The Salaspils Memorial Ensemble was erected where an extended police prison and labour correctional camp of National Socialistic Germany was located from 1941 to 1945. An exhibition is constructed at the gates of the monument.
Labour correctional camp
The camp imprisoned Latvian, Lithuanian and Estonian civilians and military personal, as well as transit prisoners, including small children from Latgale, Belarus and Russia. Over the various periods that the Salaspils camp was in operation, more than 20,000 individuals found themselves there. Because of heavy labour, illness, starvation and inhumane treatment and punishments, at least 2,000 to 3,000 people died in the camp.

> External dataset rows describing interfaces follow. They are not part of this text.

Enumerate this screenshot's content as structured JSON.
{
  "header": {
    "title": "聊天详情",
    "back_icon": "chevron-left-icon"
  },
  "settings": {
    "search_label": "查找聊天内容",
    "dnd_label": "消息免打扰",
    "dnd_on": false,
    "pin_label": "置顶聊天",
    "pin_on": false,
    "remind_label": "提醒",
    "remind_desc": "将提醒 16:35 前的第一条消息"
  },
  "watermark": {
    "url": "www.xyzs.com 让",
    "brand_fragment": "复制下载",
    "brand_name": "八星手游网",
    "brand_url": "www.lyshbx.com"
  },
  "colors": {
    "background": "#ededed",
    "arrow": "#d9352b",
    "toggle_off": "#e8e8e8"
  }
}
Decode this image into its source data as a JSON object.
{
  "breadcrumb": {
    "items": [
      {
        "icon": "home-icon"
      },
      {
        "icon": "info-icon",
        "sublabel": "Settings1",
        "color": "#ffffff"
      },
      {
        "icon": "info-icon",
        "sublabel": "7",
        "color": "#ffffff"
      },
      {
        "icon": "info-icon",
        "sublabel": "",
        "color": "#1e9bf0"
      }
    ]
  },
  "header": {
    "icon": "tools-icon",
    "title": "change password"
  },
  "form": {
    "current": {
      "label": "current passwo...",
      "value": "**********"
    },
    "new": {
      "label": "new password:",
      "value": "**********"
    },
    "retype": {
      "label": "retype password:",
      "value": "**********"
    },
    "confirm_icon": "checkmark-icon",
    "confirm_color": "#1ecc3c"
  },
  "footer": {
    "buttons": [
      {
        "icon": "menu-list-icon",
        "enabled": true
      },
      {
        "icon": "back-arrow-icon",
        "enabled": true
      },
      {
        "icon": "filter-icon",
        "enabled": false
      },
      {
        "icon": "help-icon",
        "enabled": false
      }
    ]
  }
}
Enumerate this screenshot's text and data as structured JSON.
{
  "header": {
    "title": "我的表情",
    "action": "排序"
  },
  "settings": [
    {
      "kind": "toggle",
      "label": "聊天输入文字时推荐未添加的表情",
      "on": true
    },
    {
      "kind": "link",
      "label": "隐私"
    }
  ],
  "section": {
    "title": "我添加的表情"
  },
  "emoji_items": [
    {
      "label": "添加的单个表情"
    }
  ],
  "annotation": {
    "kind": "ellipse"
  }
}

In 1967, one of Europe’s largest monument complexes commemorating victims of Nazism was opened on the camp territory.
The memorial creates a symbol of the border between life and death with a 100 metre-long concrete wall and seven concrete sculptures:
- The Unbroken;
- The Infamous;
- Red Front;
The Salaspils Memorial Ensemble is part of Latvia’s cultural canon.
In 2008, the German POW cemetery was opened on the memorial grounds.